One day in 10th-century Baghdad a visiting foreign student named Dunash Ben Labrat showed his teacher, the revered scholar Sa'adia Gaon, a poem he had composed in a novel style. Sa'adia handed the poem back with the comment ''Nothing like it has ever been seen in Israel.'' This dubious compliment, which all teachers of creative writing might wish to employ, failed to discourage Dunash. He took himself, and his new poetry, back home to Muslim Spain. There, despite the dismay his mediocre verses prompted in other aspiring Hebrew poets, his style caught on. Within a few decades, from these unpromising origins, a brilliant and original body of Hebrew verse began to take shape.
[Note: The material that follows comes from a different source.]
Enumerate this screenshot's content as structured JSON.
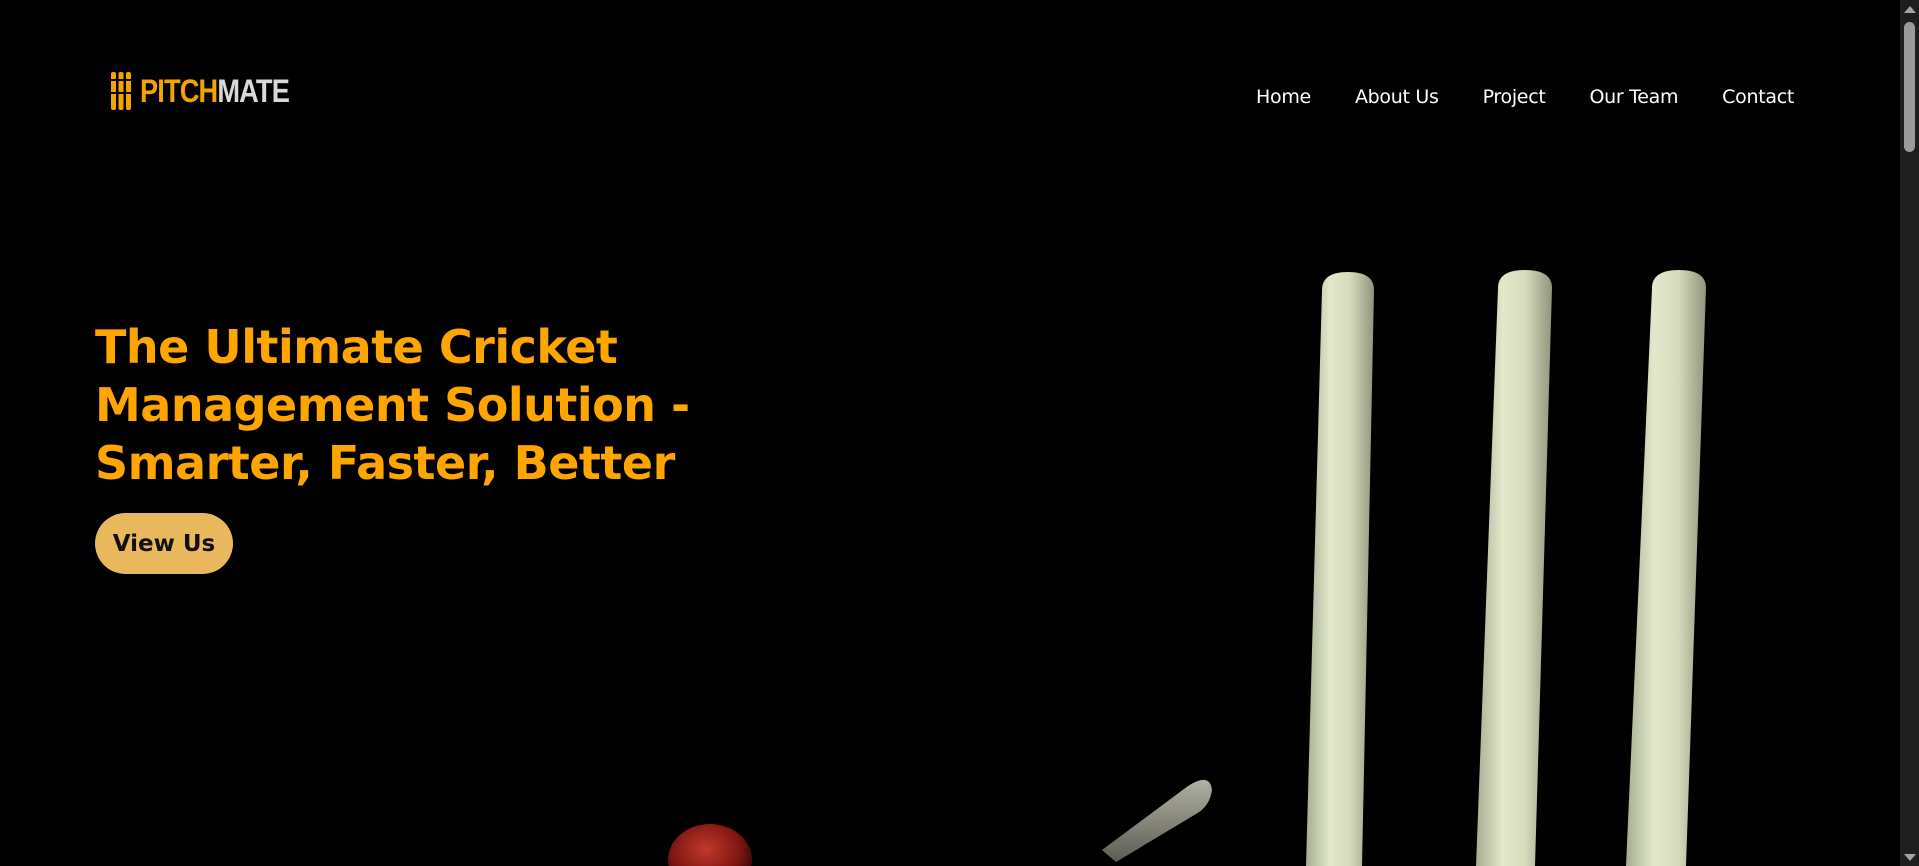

Virtually stagnant since late Biblical times, Hebrew poetry and the language itself would be transformed by a succession of poets of genius and their imitators. In Peter Cole's rich new anthology, the extent of their astonishing achievement is fully revealed for the first time in English.It's a beauty, this book, and I hear tell that even though Amazon says it will take 4-6 weeks to ship, they have them in stock. Find it somewhere, buy it, and let's talk!